* **Directions for this task**: To complete this task, print all the data below exactly but leave out the images.

* **Records for the task**:
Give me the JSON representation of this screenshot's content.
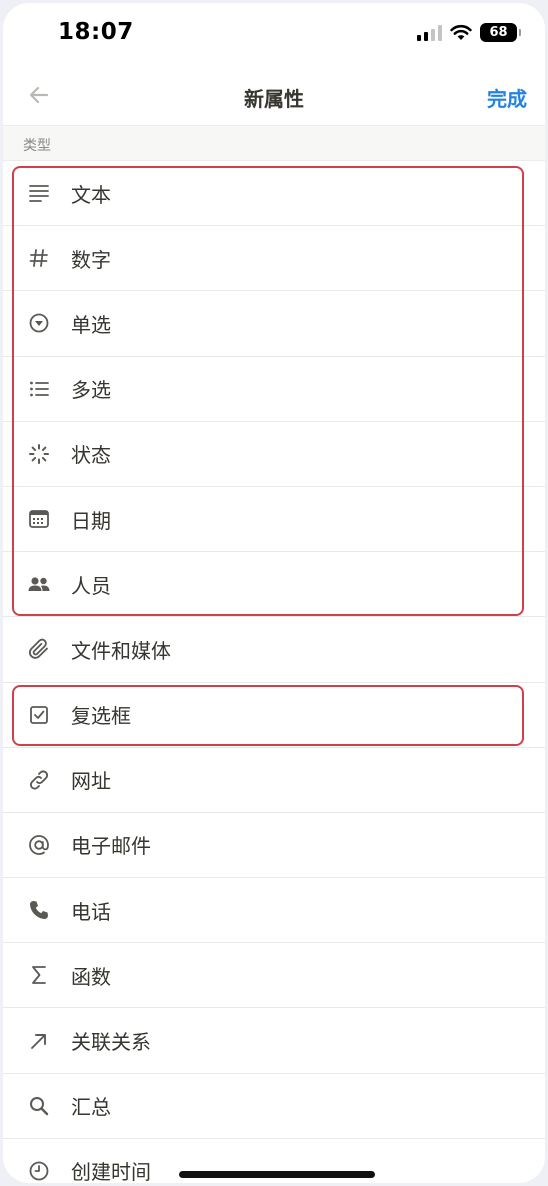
{
  "status_bar": {
    "time": "18:07",
    "battery": "68"
  },
  "nav": {
    "back_icon": "arrow-left-icon",
    "title": "新属性",
    "done_label": "完成"
  },
  "section": {
    "label": "类型"
  },
  "types": [
    {
      "icon": "text-lines-icon",
      "label": "文本"
    },
    {
      "icon": "hash-icon",
      "label": "数字"
    },
    {
      "icon": "circle-chevron-down-icon",
      "label": "单选"
    },
    {
      "icon": "bullet-list-icon",
      "label": "多选"
    },
    {
      "icon": "loading-spinner-icon",
      "label": "状态"
    },
    {
      "icon": "calendar-icon",
      "label": "日期"
    },
    {
      "icon": "people-icon",
      "label": "人员"
    },
    {
      "icon": "paperclip-icon",
      "label": "文件和媒体"
    },
    {
      "icon": "checkbox-icon",
      "label": "复选框"
    },
    {
      "icon": "link-icon",
      "label": "网址"
    },
    {
      "icon": "at-sign-icon",
      "label": "电子邮件"
    },
    {
      "icon": "phone-icon",
      "label": "电话"
    },
    {
      "icon": "sigma-icon",
      "label": "函数"
    },
    {
      "icon": "arrow-up-right-icon",
      "label": "关联关系"
    },
    {
      "icon": "search-icon",
      "label": "汇总"
    },
    {
      "icon": "clock-icon",
      "label": "创建时间"
    }
  ],
  "colors": {
    "accent": "#2383e2",
    "highlight": "#d0404a",
    "text": "#37352f",
    "section_bg": "#f7f7f5"
  }
}
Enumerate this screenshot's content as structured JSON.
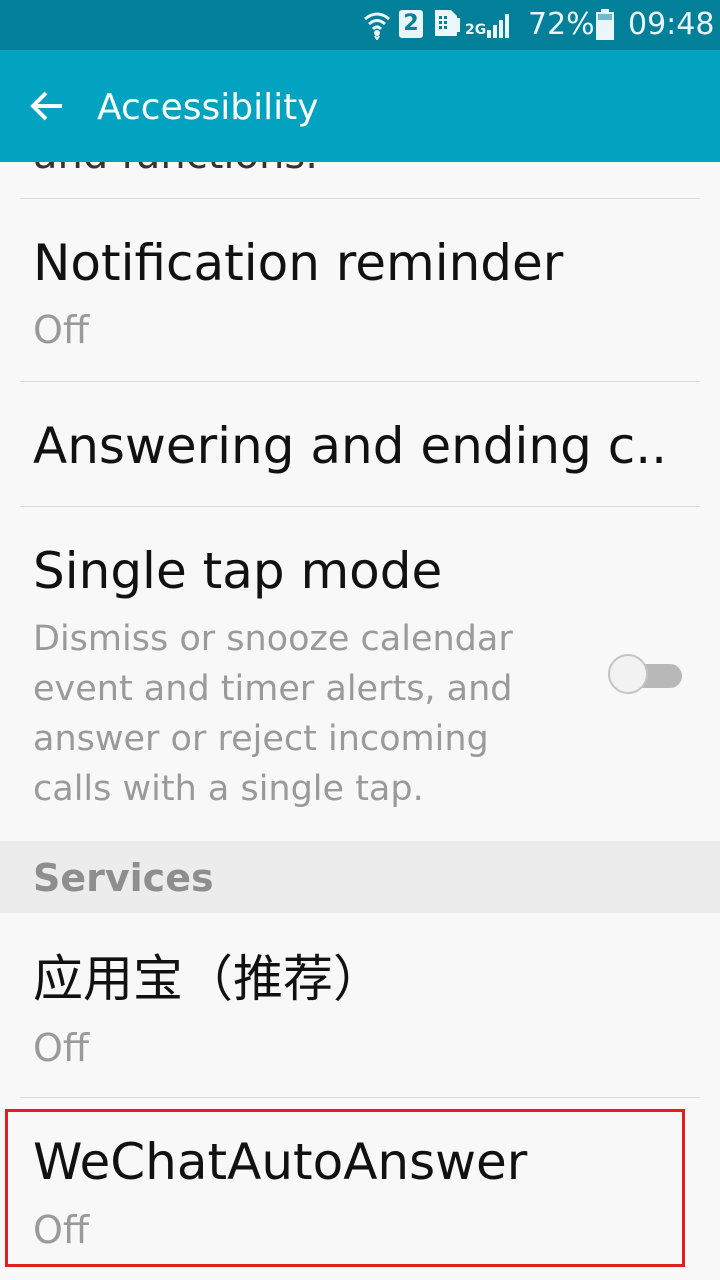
{
  "status_bar": {
    "icons": [
      "wifi-icon",
      "sim-2-icon",
      "sim-card-icon",
      "signal-2g-icon",
      "battery-icon"
    ],
    "network": "2G",
    "sim_label": "2",
    "battery_percent": "72%",
    "time": "09:48"
  },
  "app_bar": {
    "back_icon": "arrow-left-icon",
    "title": "Accessibility"
  },
  "list": {
    "partial_item_text": "and functions.",
    "items": [
      {
        "title": "Notification reminder",
        "subtitle": "Off"
      },
      {
        "title": "Answering and ending c.."
      },
      {
        "title": "Single tap mode",
        "description": "Dismiss or snooze calendar event and timer alerts, and answer or reject incoming calls with a single tap.",
        "toggle_state": "off"
      }
    ],
    "section_header": "Services",
    "services": [
      {
        "title": "应用宝（推荐）",
        "subtitle": "Off"
      },
      {
        "title": "WeChatAutoAnswer",
        "subtitle": "Off",
        "highlighted": true
      }
    ]
  },
  "colors": {
    "status_bar": "#02809a",
    "app_bar": "#02a3c0",
    "highlight": "#e02020"
  }
}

* **Output**:
Give me the JSON representation of this screenshot's content.
{
  "status_bar": {
    "time": "18:07",
    "battery": "68"
  },
  "nav": {
    "back_icon": "arrow-left-icon",
    "title": "新属性",
    "done_label": "完成"
  },
  "section": {
    "label": "类型"
  },
  "types": [
    {
      "icon": "text-lines-icon",
      "label": "文本"
    },
    {
      "icon": "hash-icon",
      "label": "数字"
    },
    {
      "icon": "circle-chevron-down-icon",
      "label": "单选"
    },
    {
      "icon": "bullet-list-icon",
      "label": "多选"
    },
    {
      "icon": "loading-spinner-icon",
      "label": "状态"
    },
    {
      "icon": "calendar-icon",
      "label": "日期"
    },
    {
      "icon": "people-icon",
      "label": "人员"
    },
    {
      "icon": "paperclip-icon",
      "label": "文件和媒体"
    },
    {
      "icon": "checkbox-icon",
      "label": "复选框"
    },
    {
      "icon": "link-icon",
      "label": "网址"
    },
    {
      "icon": "at-sign-icon",
      "label": "电子邮件"
    },
    {
      "icon": "phone-icon",
      "label": "电话"
    },
    {
      "icon": "sigma-icon",
      "label": "函数"
    },
    {
      "icon": "arrow-up-right-icon",
      "label": "关联关系"
    },
    {
      "icon": "search-icon",
      "label": "汇总"
    },
    {
      "icon": "clock-icon",
      "label": "创建时间"
    }
  ],
  "colors": {
    "accent": "#2383e2",
    "highlight": "#d0404a",
    "text": "#37352f",
    "section_bg": "#f7f7f5"
  }
}
Enumerate this screenshot's content as structured JSON.
{
  "status_bar": {
    "icons": [
      "wifi-icon",
      "sim-2-icon",
      "sim-card-icon",
      "signal-2g-icon",
      "battery-icon"
    ],
    "network": "2G",
    "sim_label": "2",
    "battery_percent": "72%",
    "time": "09:48"
  },
  "app_bar": {
    "back_icon": "arrow-left-icon",
    "title": "Accessibility"
  },
  "list": {
    "partial_item_text": "and functions.",
    "items": [
      {
        "title": "Notification reminder",
        "subtitle": "Off"
      },
      {
        "title": "Answering and ending c.."
      },
      {
        "title": "Single tap mode",
        "description": "Dismiss or snooze calendar event and timer alerts, and answer or reject incoming calls with a single tap.",
        "toggle_state": "off"
      }
    ],
    "section_header": "Services",
    "services": [
      {
        "title": "应用宝（推荐）",
        "subtitle": "Off"
      },
      {
        "title": "WeChatAutoAnswer",
        "subtitle": "Off",
        "highlighted": true
      }
    ]
  },
  "colors": {
    "status_bar": "#02809a",
    "app_bar": "#02a3c0",
    "highlight": "#e02020"
  }
}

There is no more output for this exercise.